With the mobile market expanding logarithmically and the browser wars exchanging new fusillades daily, the email campaign you’ve just sent out that displays perfectly on your Internet Explorer might look like minestrone soup on Google Chrome, Apple iPhone, or Android. That’s why the best solution for these problems is to have an office party. Not the get tipsy and Xerox your nether-regions office party… an email readability party!

What Works in This Doesn’t Work in That

Did you know that <style> and <link> in <head> and <body> work well in all clients, except they don’t work at all in Gmail? Or that moz-box-sizing doesn’t work anywhere but Yahoo Mail, AOL Desk, and Lotus Notes (8.5)? Or that various webkit background commands as well as certain CSS3 colors and opacities work in Apple browsers but no other? Or that when you create a box, you can’t specify the margin in Windows Live Hotmail, and you can’t specify the width in Microsoft Outlook 2007 and 2010? However, a caption-side on your table works well on Hotmail and Gmail, but on no other client.

Confusing? That’s why you pay your web designers big money: to keep ahead of these dizzying variances from one client or browser to the next. Given that these massive differences and lack of any real standardization can befuddle even the most experienced web and email designer, it is time to revert to an old fashioned saying which directly applies to the modern pursuit of email and web display-ability: “The proof of the pudding is always in the eating.”

Each Party Guest Must Bring a Device to Read Emails

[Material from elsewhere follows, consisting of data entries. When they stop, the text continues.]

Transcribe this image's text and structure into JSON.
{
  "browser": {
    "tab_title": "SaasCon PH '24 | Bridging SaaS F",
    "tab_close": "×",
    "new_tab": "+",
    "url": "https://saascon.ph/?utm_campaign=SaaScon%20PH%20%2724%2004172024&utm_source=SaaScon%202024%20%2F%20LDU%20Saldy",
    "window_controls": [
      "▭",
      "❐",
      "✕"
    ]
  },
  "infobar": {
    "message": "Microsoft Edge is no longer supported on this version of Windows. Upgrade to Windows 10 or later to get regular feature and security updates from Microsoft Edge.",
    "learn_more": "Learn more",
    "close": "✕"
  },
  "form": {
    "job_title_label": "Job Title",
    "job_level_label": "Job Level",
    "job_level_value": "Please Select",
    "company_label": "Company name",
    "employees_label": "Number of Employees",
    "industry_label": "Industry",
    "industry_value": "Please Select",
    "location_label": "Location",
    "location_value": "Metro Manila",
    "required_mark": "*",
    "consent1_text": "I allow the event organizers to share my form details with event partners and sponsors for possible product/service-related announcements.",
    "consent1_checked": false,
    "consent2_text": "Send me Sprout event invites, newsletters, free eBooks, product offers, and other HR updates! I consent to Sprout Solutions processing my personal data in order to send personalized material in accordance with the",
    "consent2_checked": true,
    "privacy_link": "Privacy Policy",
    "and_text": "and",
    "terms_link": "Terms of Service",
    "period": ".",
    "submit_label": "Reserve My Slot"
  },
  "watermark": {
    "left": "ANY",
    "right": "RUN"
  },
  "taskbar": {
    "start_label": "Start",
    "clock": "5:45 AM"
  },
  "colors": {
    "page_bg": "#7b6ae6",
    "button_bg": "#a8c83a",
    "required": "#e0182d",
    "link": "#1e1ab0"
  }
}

It’s a pretty simple concept. Book your largest conference room, get lots of coffee, donuts, and maybe a few company pens and key fobs to give away, and invite everyone in the office… plus your friends, your family, your barber, and your gas station attendant. There is one prerequisite to attend: Each guest must bring a device to read their emails, be it a laptop, netbook, mobile phone, PDA, or even desktop PC.

Prior to the party, you’ve sent each of them different variations of your current email campaign messages. As they start enjoying the coffee, donuts, and camaraderie, you, your web designer, and a couple of people from your IT department, are sitting at the front table checking the display of each email on each device!

A Digital Camera & Post-It Notes Will Capture All Relevant Details

The preferred procedure is to have a good digital camera and lots of Post-It Notes handy. As you are about to review each device, write down everything about it including the brand, model, and part number on a Post-It Note. Stick the Post-It where it can be seen alongside the device and then take a good photograph of the display of each email. This will allow you to have clearly visible evidence of how each email displayed on each specific device, without having to rely on memory or hastily scribbled notes.

MeeGo, Symbian, Bada, SeaMonkey, Konqueror, Flock, Camino…

Don’t worry if you have more than one type of device. Many otherwise identical devices may be running different operating system versions and there can be many differences between each version. As in any other type of scientific test, the sampling quantity is critical. The more devices you have to work from, the more accurate your test results will be and the better you’ll be able to fix the problem that makes your email look like crayon doodles on MeeGo, Symbian, Bada, SeaMonkey, Konqueror, Flock, or Camino.

Bet you never heard of those… but I’ll also bet that some of your customers are reading your emails on those very same operating systems and browsers!